The Great Fatted Bull
Introduction
Tablet #36
Translation
Annotations
Transliteration
Sumerian Images
Sumerian History
The Royal Tombs of Ur
The Standard of Ur:  War
The Standard of Ur:  King
The "Standard" of Ur?
Eannatum
Vulture Stele Translation
Sumerian War Chariots
War Chariot Deconstructed
Gudea Translation
The Face of Gudea
The Face of Ur-Ningirsu
The Face of Lugal-agrig-zi
Ur-Namma Translation
The Face of Ur-Namma
Face of Ur-Namma, part II
I am Ur-Namma
The Face of Shulgi
Who Were the Sumerians?
Other Sumerian Kings
The Princess Wife
The Great Fatted Jackass
Sargon's Victory Stele
Helmet: the King of Kish
The Standard of Mari?
The Invention of Writing
Adventures in Cuneiform
The Sumerian Scribe
A Masterpiece
Miscellaneous
Links
Contact
Site Map
   
 



Tablet #36:   Obverse (front).  The flat side of a tablet is the front. It is read from left to right,  and down the "page", like English.  Click on any of the images to enlarge them.

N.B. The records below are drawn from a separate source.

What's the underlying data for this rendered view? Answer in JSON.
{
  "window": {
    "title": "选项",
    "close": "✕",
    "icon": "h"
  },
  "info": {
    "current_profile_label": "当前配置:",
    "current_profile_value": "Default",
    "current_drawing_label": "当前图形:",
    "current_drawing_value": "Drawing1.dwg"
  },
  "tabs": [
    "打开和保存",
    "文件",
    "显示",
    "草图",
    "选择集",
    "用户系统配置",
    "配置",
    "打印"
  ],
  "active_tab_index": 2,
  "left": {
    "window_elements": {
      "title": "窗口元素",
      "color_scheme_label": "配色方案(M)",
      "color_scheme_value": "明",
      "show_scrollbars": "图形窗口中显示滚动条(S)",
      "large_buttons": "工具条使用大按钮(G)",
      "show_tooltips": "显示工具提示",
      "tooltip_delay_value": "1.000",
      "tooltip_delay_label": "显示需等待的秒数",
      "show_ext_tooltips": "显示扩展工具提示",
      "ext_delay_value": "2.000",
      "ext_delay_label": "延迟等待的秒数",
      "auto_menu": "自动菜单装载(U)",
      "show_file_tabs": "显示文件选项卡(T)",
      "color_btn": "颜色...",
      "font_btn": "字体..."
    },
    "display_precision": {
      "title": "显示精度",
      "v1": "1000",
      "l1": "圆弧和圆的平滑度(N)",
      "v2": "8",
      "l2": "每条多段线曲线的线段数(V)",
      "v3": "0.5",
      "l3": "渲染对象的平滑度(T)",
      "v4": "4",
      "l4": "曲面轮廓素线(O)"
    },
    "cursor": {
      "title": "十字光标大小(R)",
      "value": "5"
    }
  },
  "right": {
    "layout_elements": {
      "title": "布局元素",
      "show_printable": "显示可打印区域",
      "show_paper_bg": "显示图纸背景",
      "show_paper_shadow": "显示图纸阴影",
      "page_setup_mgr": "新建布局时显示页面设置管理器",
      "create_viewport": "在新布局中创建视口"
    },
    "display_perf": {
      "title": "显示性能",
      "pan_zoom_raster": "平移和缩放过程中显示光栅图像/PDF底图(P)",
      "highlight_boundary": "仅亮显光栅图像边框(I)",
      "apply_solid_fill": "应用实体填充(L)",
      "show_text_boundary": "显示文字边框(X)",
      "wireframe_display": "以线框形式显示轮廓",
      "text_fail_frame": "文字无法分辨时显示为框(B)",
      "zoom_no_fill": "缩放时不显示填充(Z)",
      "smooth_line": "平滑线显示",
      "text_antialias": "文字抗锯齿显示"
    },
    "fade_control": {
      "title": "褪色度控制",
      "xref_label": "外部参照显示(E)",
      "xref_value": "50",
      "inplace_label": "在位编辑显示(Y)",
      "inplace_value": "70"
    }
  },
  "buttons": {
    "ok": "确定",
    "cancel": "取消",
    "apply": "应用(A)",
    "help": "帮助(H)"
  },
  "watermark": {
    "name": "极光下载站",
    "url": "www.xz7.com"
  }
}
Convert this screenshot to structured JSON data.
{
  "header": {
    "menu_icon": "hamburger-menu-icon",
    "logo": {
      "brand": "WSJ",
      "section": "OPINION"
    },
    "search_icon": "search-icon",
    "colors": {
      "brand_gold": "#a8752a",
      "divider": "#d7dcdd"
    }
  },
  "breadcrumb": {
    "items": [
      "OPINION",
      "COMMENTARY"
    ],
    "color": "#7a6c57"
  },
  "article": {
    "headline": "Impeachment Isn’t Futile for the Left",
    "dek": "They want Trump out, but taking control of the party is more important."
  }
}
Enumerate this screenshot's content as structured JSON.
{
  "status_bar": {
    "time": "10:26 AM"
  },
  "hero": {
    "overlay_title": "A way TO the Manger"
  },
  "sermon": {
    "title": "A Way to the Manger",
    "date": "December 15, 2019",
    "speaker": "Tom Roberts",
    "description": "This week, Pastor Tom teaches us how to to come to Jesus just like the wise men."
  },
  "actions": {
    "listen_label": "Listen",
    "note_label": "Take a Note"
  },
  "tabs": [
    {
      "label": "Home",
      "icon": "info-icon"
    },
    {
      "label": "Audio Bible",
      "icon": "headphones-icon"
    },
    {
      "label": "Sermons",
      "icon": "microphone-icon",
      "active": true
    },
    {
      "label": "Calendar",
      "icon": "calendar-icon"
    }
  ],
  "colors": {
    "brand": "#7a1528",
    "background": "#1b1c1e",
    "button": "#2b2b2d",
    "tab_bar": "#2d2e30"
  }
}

Tablet #36.  Obverse.  Line-drawing by Marcel Sigrist.  The translation of this tablet would not have been possible without Mr. Sigrist's line-drawings (I wouldn't have even attempted it).  Even the most experienced Sumerologist would have difficulty translating this tablet from a photograph without being able to turn the tablet in the light so that the signs can be seen to best advantage. The crowded lettering, the compressed signs, and the worn and damaged condition of the tablet would make it almost illegible to a modern reader. The line-drawings by Marcel Sigrist (he's done thousands of them) have the beauty of art and the precision of science.



Tablet #36:  Reverse (back). The rounded side of a tablet is the back. When the front of a tablet was filled with writing, it was flipped over bottom-to-top (and not right to left, like the page of a book) and the writing was continued down the back. This makes the writing on the back of a tablet "upside down" relative to the writng on the front.



Tablet #36:  Reverse. by Marcel Sigrist.  Ancient Sumerian looks like a difficult language, and it's ten times more difficult than it looks. Every one of these signs have multiple meanings and many different pronunciations.


The drawings are courtesy of the Library of Congress.  Click here to go to the LoC's website: "Cuneiform Tablets: From the Reign of Gudea of Lagash to Shalmanassar III." 

Special thanks to the Library of Congress for making this collection available on-line.

To see a high-resolution photograph of the tablet at all angles, see the CDLI (Cuneiform Digital Library Initiative). The CDLI, at UCLA, in association with Oxford University and the Max Plank Institute (Berlin), is the world's central authority for research in the field of cuneiform studies. On the CDLI page for Tablet #36, sumerianshakespeare is listed as the Secondary Publication because Primary Publication is reserved for works originally printed in scholarly journals that are eligible for peer review. It is a rare distinction for the CDLI to credit the work of an amateur Sumerologist. My translation of Tablet #36 has been known to the professional Sumerologists since 2008 and it is absolutely irrefutable.